Wednesday, August 3, 2011

Rethinking Jakarta

It is a fairly common occurrence that when people are mapping their exciting campaign through Southeast Asia they’ll run their finger over Laos down to Vietnam, Cambodia, Thailand, Malaysia, then just as they get into Indonesia, skip over Jakarta and dot the ‘i’ in Bali. Where it is true that Jakarta is a sweltering metropolis of government and business that has traditionally scared off tourists, a flourishing of modern amenities, attractions, mixed with inlaid charms make it an interesting destination choice for culture and history enthusiasts.
Nighttime Skyline in Jakarta
Old Batavia
Straight to the action then—Old Batavia is the tourist epicenter of Jakarta.

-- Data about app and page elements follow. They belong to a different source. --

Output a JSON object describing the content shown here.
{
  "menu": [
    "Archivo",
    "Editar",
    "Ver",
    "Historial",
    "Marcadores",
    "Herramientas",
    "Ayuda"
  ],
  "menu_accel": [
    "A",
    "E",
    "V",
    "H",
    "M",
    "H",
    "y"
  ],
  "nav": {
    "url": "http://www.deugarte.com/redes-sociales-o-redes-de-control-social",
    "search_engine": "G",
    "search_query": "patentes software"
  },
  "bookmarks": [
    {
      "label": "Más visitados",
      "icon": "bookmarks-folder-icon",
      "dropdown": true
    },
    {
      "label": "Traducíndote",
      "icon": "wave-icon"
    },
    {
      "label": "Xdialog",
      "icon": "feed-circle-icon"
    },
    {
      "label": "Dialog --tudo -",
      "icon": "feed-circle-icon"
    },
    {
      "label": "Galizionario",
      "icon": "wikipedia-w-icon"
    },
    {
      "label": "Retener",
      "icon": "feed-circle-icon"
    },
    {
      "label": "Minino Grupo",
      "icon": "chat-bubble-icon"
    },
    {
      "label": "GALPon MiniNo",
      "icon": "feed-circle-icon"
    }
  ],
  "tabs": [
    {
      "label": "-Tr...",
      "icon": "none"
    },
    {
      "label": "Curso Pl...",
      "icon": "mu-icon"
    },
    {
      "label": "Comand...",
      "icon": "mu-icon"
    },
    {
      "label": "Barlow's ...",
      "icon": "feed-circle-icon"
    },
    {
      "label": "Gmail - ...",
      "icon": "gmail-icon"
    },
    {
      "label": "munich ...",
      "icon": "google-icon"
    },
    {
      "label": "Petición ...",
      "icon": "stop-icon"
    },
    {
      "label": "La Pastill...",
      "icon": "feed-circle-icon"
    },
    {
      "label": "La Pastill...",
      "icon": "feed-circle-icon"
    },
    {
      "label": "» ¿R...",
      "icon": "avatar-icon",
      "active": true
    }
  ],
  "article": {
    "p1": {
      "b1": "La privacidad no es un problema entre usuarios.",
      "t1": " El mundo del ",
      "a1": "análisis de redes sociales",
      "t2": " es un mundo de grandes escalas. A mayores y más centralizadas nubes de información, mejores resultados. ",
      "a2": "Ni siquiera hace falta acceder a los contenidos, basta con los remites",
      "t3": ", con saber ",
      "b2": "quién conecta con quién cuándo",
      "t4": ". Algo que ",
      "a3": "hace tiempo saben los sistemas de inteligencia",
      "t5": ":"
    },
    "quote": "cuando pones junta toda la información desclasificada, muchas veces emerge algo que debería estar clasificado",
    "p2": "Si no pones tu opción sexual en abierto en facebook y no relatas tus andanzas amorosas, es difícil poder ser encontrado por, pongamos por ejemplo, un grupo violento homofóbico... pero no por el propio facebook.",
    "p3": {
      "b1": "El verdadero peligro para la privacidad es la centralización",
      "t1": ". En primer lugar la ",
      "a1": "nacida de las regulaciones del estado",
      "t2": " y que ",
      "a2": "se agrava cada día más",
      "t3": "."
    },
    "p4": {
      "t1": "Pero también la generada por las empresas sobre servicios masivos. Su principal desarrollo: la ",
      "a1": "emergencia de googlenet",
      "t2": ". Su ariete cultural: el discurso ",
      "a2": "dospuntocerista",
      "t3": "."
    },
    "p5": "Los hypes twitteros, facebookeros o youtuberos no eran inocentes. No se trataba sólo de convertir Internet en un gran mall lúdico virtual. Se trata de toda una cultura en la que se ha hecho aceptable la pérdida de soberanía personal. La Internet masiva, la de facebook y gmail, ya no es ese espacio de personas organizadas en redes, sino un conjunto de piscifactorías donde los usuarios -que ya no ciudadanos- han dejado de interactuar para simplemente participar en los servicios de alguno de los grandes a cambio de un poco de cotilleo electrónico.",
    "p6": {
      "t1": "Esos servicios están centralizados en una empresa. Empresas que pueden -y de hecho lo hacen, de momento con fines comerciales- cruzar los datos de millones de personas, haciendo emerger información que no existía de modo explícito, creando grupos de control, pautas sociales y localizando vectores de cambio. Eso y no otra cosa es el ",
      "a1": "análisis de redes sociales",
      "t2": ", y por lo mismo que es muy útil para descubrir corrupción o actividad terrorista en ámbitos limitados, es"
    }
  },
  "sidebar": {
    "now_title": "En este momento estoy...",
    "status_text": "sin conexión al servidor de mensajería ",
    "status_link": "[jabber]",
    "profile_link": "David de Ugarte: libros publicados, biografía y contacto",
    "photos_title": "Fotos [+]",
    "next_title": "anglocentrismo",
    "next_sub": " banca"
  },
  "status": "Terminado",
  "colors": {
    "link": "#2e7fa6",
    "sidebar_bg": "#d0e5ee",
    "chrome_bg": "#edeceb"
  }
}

Considered Asia’s answer to Holland, the streets and architecture of this small .50 square mile (1.3 square km) town is known as the historical and cultural hub of the city. Though in rough shape these days, the town is still in its own rite a fascinating landmark of Dutch colonialism, such as the cobblestone lain Taman Fatahillah (town square), complete with remnants of the original 17th century town, including Museum Sejarah Jakarta (Museum of Jakarta History), and to the east the famous art museum, Balai Seni Rupa.
The fabric of Jakarta
Though it may not seem so from its name, the Textile Museum, founded in the 19th-century, provides an interesting tidbit of insight and history on one of Indonesia’s most well-known and proficient trades. The museum provides collections of traditional clothes and patterns from all over Indonesia. You can also get a close look at the native tools and process of cloth-making. For the full experience, you can get hands-on by participating in actual batik weaving instruction. Here, you can learn how to use natural color to create a piece to bring home.
Sunset in Jakarta
Picturesque sunset in Jakarta
Jalan Surabaya
Speaking of bringing home souvenirs, if you have any interest in exploring antiques, consider this Mecca. The Jalan Surabaya or Surabaya Street Market, is known for years as a place where you will discover the one exotic treasure you never imagined yourself purchasing. With more than 500 meters of shopping room, the market is a living curiosity, full of interesting nuggets of history. From cultural masks, to statues, to imported porcelain, to carvings, paintings, and even unexpected memorabilia, you probably won’t be walking out of this marketplace empty handed. The added value of its location in a shady part of town makes the browsing experience all the better you are not sweltering in the heat. A word to the wise, like many market places in developing countries, prices are entirely negotiable, and require some amount of bargaining if you don’t want to see the bottom of your wallet.
Pulau Seribu National Park
With the closest islands just a few mere miles from the Jakarta mainland, the Thousand Islands (actually only around 300 or so), are the perfect way to let your hair down, and remind yourself you’re in Southeast Asia. Hop on a boat from Marina Ancol, in north-most Jakarta and go island hopping. There are a plethora of scuba sites around Tidung Island and Pulau Kelapa, golfing on Bira, as well as island resorts and specialty restaurants serving up some of the tastiest sea-fare around.
Sepa Island
Explore the beautiful beaches near Jakarta
Pramuka Bird Market
Wildlife conservationists may not like to hear it (and I personally don’t condone some aspects of it), but one of the more interesting trades in Indonesia is indeed, of its avian inhabitants. This particular market, located in central Jakarta, can sometimes have up to 300 different tropical species and time-to-time features rare and exotic birds, such as the sought after Bali Starling, or White Peacock. The Indonesian Forestry Ministry has cracked down on the trade of illegal wildlife, over the years, and much of the capture methods are legal, though don’t be surprised if you come across more unconventional fare. None-the-less, from a spectator’s point of view, the Pramuka bird market is an intriguing part of Indonesian culture that cannot be ignored.